Segment Start: DATA SHOWN
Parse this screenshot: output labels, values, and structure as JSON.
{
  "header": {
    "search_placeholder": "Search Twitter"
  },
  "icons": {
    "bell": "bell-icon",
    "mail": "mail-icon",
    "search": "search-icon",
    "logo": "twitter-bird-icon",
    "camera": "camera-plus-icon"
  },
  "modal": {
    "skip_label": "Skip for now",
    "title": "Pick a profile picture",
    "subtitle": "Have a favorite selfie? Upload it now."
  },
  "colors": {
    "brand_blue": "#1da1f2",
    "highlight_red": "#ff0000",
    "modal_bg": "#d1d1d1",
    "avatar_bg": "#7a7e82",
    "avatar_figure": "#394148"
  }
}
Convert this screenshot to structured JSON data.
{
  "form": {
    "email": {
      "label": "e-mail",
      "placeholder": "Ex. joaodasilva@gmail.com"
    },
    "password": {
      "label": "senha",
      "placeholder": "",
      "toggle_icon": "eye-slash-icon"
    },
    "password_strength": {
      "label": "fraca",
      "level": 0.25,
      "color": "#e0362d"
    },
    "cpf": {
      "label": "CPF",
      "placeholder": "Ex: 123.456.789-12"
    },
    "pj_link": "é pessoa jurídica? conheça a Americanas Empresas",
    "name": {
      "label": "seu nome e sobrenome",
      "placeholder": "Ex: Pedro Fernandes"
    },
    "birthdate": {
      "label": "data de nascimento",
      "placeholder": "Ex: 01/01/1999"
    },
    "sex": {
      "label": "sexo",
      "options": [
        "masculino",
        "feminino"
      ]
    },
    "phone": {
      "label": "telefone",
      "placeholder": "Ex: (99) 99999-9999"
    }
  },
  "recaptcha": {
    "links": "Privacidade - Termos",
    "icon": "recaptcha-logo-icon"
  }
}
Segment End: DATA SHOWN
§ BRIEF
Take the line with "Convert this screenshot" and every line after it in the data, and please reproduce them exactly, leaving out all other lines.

§ THE COMPLETED TASK
Convert this screenshot to structured JSON data.
{
  "form": {
    "email": {
      "label": "e-mail",
      "placeholder": "Ex. joaodasilva@gmail.com"
    },
    "password": {
      "label": "senha",
      "placeholder": "",
      "toggle_icon": "eye-slash-icon"
    },
    "password_strength": {
      "label": "fraca",
      "level": 0.25,
      "color": "#e0362d"
    },
    "cpf": {
      "label": "CPF",
      "placeholder": "Ex: 123.456.789-12"
    },
    "pj_link": "é pessoa jurídica? conheça a Americanas Empresas",
    "name": {
      "label": "seu nome e sobrenome",
      "placeholder": "Ex: Pedro Fernandes"
    },
    "birthdate": {
      "label": "data de nascimento",
      "placeholder": "Ex: 01/01/1999"
    },
    "sex": {
      "label": "sexo",
      "options": [
        "masculino",
        "feminino"
      ]
    },
    "phone": {
      "label": "telefone",
      "placeholder": "Ex: (99) 99999-9999"
    }
  },
  "recaptcha": {
    "links": "Privacidade - Termos",
    "icon": "recaptcha-logo-icon"
  }
}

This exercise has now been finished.